Instructions to follow:
The answer must be every entry, given again word for word.

Data listing:
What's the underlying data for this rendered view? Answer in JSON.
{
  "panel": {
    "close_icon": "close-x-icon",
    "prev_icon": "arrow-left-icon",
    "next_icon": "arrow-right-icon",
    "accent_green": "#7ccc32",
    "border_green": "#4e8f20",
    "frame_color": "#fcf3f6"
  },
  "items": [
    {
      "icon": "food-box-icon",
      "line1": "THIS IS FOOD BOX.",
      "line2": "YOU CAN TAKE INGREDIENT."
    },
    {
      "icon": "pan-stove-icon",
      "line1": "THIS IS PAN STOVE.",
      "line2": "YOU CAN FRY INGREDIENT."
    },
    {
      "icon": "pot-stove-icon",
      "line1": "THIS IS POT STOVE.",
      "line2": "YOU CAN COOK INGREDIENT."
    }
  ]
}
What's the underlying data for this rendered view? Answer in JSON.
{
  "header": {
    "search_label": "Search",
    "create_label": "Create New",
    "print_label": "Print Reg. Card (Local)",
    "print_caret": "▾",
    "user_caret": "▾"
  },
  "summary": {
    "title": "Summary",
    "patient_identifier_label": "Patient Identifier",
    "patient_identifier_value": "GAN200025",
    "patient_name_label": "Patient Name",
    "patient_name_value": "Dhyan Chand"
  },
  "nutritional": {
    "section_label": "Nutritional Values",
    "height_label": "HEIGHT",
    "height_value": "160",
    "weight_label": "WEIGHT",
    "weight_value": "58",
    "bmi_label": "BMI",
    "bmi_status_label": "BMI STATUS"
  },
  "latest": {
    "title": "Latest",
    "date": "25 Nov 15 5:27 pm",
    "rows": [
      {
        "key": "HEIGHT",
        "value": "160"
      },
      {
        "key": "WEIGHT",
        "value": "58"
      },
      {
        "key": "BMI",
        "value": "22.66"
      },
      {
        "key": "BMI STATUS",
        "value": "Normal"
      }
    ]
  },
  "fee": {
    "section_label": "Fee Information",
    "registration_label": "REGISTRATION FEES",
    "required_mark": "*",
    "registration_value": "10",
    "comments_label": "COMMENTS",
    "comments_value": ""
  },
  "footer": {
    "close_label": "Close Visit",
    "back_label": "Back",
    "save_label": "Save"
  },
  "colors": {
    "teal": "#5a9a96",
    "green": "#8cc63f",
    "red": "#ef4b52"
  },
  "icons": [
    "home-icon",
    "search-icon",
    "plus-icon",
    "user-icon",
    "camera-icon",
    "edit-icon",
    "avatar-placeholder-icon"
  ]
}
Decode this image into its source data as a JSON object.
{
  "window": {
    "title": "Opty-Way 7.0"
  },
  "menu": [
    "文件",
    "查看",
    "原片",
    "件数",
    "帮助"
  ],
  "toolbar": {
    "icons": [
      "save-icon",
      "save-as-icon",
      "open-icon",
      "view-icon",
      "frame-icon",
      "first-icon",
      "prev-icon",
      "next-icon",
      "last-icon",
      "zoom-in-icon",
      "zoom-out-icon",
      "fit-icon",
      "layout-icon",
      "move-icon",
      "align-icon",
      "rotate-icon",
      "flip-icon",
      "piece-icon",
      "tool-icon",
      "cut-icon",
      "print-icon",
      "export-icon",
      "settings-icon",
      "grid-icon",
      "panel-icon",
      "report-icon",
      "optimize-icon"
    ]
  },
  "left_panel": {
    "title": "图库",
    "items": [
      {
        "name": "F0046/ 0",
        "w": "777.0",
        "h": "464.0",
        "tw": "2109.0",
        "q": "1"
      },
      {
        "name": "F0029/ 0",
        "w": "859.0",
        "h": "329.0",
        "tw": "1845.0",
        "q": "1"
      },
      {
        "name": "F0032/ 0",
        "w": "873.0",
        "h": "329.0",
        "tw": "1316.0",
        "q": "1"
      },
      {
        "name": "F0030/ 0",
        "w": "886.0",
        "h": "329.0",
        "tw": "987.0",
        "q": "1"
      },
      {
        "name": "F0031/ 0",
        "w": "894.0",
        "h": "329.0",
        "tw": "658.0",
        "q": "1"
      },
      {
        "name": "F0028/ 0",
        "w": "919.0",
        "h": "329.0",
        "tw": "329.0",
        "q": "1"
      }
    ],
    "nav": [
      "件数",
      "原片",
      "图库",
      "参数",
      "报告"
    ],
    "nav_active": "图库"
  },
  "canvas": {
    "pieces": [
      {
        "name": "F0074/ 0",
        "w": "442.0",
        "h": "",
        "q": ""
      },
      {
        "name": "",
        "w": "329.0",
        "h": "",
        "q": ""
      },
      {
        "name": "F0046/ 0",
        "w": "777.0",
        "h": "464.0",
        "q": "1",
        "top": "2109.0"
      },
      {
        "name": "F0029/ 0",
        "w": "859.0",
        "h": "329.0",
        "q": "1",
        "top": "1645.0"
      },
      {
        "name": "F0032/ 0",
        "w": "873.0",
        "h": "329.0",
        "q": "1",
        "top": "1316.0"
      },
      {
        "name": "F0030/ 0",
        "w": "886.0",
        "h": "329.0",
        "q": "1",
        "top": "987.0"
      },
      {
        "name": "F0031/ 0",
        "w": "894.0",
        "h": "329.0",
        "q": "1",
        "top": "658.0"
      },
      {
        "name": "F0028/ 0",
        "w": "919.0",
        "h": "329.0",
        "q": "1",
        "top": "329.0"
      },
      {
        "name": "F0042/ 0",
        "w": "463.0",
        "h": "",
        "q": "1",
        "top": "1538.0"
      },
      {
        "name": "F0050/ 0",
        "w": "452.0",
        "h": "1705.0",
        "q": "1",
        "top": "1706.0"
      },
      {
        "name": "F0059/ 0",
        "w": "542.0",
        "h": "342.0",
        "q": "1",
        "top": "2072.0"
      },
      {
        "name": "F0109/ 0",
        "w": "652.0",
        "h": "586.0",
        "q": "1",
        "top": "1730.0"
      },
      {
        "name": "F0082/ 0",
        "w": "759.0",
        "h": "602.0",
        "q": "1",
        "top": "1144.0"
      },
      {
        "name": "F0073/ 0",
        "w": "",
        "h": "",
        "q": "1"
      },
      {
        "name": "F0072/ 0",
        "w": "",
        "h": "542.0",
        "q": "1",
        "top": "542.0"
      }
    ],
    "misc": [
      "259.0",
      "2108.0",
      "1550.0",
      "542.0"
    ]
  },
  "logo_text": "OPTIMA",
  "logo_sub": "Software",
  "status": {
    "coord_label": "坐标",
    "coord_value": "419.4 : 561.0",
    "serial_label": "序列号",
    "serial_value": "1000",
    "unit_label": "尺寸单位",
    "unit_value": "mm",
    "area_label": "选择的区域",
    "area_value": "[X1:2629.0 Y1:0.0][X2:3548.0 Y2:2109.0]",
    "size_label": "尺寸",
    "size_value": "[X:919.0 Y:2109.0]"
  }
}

Solution for this task:
What's the underlying data for this rendered view? Answer in JSON.
{
  "panel": {
    "close_icon": "close-x-icon",
    "prev_icon": "arrow-left-icon",
    "next_icon": "arrow-right-icon",
    "accent_green": "#7ccc32",
    "border_green": "#4e8f20",
    "frame_color": "#fcf3f6"
  },
  "items": [
    {
      "icon": "food-box-icon",
      "line1": "THIS IS FOOD BOX.",
      "line2": "YOU CAN TAKE INGREDIENT."
    },
    {
      "icon": "pan-stove-icon",
      "line1": "THIS IS PAN STOVE.",
      "line2": "YOU CAN FRY INGREDIENT."
    },
    {
      "icon": "pot-stove-icon",
      "line1": "THIS IS POT STOVE.",
      "line2": "YOU CAN COOK INGREDIENT."
    }
  ]
}
What's the underlying data for this rendered view? Answer in JSON.
{
  "header": {
    "search_label": "Search",
    "create_label": "Create New",
    "print_label": "Print Reg. Card (Local)",
    "print_caret": "▾",
    "user_caret": "▾"
  },
  "summary": {
    "title": "Summary",
    "patient_identifier_label": "Patient Identifier",
    "patient_identifier_value": "GAN200025",
    "patient_name_label": "Patient Name",
    "patient_name_value": "Dhyan Chand"
  },
  "nutritional": {
    "section_label": "Nutritional Values",
    "height_label": "HEIGHT",
    "height_value": "160",
    "weight_label": "WEIGHT",
    "weight_value": "58",
    "bmi_label": "BMI",
    "bmi_status_label": "BMI STATUS"
  },
  "latest": {
    "title": "Latest",
    "date": "25 Nov 15 5:27 pm",
    "rows": [
      {
        "key": "HEIGHT",
        "value": "160"
      },
      {
        "key": "WEIGHT",
        "value": "58"
      },
      {
        "key": "BMI",
        "value": "22.66"
      },
      {
        "key": "BMI STATUS",
        "value": "Normal"
      }
    ]
  },
  "fee": {
    "section_label": "Fee Information",
    "registration_label": "REGISTRATION FEES",
    "required_mark": "*",
    "registration_value": "10",
    "comments_label": "COMMENTS",
    "comments_value": ""
  },
  "footer": {
    "close_label": "Close Visit",
    "back_label": "Back",
    "save_label": "Save"
  },
  "colors": {
    "teal": "#5a9a96",
    "green": "#8cc63f",
    "red": "#ef4b52"
  },
  "icons": [
    "home-icon",
    "search-icon",
    "plus-icon",
    "user-icon",
    "camera-icon",
    "edit-icon",
    "avatar-placeholder-icon"
  ]
}
Decode this image into its source data as a JSON object.
{
  "window": {
    "title": "Opty-Way 7.0"
  },
  "menu": [
    "文件",
    "查看",
    "原片",
    "件数",
    "帮助"
  ],
  "toolbar": {
    "icons": [
      "save-icon",
      "save-as-icon",
      "open-icon",
      "view-icon",
      "frame-icon",
      "first-icon",
      "prev-icon",
      "next-icon",
      "last-icon",
      "zoom-in-icon",
      "zoom-out-icon",
      "fit-icon",
      "layout-icon",
      "move-icon",
      "align-icon",
      "rotate-icon",
      "flip-icon",
      "piece-icon",
      "tool-icon",
      "cut-icon",
      "print-icon",
      "export-icon",
      "settings-icon",
      "grid-icon",
      "panel-icon",
      "report-icon",
      "optimize-icon"
    ]
  },
  "left_panel": {
    "title": "图库",
    "items": [
      {
        "name": "F0046/ 0",
        "w": "777.0",
        "h": "464.0",
        "tw": "2109.0",
        "q": "1"
      },
      {
        "name": "F0029/ 0",
        "w": "859.0",
        "h": "329.0",
        "tw": "1845.0",
        "q": "1"
      },
      {
        "name": "F0032/ 0",
        "w": "873.0",
        "h": "329.0",
        "tw": "1316.0",
        "q": "1"
      },
      {
        "name": "F0030/ 0",
        "w": "886.0",
        "h": "329.0",
        "tw": "987.0",
        "q": "1"
      },
      {
        "name": "F0031/ 0",
        "w": "894.0",
        "h": "329.0",
        "tw": "658.0",
        "q": "1"
      },
      {
        "name": "F0028/ 0",
        "w": "919.0",
        "h": "329.0",
        "tw": "329.0",
        "q": "1"
      }
    ],
    "nav": [
      "件数",
      "原片",
      "图库",
      "参数",
      "报告"
    ],
    "nav_active": "图库"
  },
  "canvas": {
    "pieces": [
      {
        "name": "F0074/ 0",
        "w": "442.0",
        "h": "",
        "q": ""
      },
      {
        "name": "",
        "w": "329.0",
        "h": "",
        "q": ""
      },
      {
        "name": "F0046/ 0",
        "w": "777.0",
        "h": "464.0",
        "q": "1",
        "top": "2109.0"
      },
      {
        "name": "F0029/ 0",
        "w": "859.0",
        "h": "329.0",
        "q": "1",
        "top": "1645.0"
      },
      {
        "name": "F0032/ 0",
        "w": "873.0",
        "h": "329.0",
        "q": "1",
        "top": "1316.0"
      },
      {
        "name": "F0030/ 0",
        "w": "886.0",
        "h": "329.0",
        "q": "1",
        "top": "987.0"
      },
      {
        "name": "F0031/ 0",
        "w": "894.0",
        "h": "329.0",
        "q": "1",
        "top": "658.0"
      },
      {
        "name": "F0028/ 0",
        "w": "919.0",
        "h": "329.0",
        "q": "1",
        "top": "329.0"
      },
      {
        "name": "F0042/ 0",
        "w": "463.0",
        "h": "",
        "q": "1",
        "top": "1538.0"
      },
      {
        "name": "F0050/ 0",
        "w": "452.0",
        "h": "1705.0",
        "q": "1",
        "top": "1706.0"
      },
      {
        "name": "F0059/ 0",
        "w": "542.0",
        "h": "342.0",
        "q": "1",
        "top": "2072.0"
      },
      {
        "name": "F0109/ 0",
        "w": "652.0",
        "h": "586.0",
        "q": "1",
        "top": "1730.0"
      },
      {
        "name": "F0082/ 0",
        "w": "759.0",
        "h": "602.0",
        "q": "1",
        "top": "1144.0"
      },
      {
        "name": "F0073/ 0",
        "w": "",
        "h": "",
        "q": "1"
      },
      {
        "name": "F0072/ 0",
        "w": "",
        "h": "542.0",
        "q": "1",
        "top": "542.0"
      }
    ],
    "misc": [
      "259.0",
      "2108.0",
      "1550.0",
      "542.0"
    ]
  },
  "logo_text": "OPTIMA",
  "logo_sub": "Software",
  "status": {
    "coord_label": "坐标",
    "coord_value": "419.4 : 561.0",
    "serial_label": "序列号",
    "serial_value": "1000",
    "unit_label": "尺寸单位",
    "unit_value": "mm",
    "area_label": "选择的区域",
    "area_value": "[X1:2629.0 Y1:0.0][X2:3548.0 Y2:2109.0]",
    "size_label": "尺寸",
    "size_value": "[X:919.0 Y:2109.0]"
  }
}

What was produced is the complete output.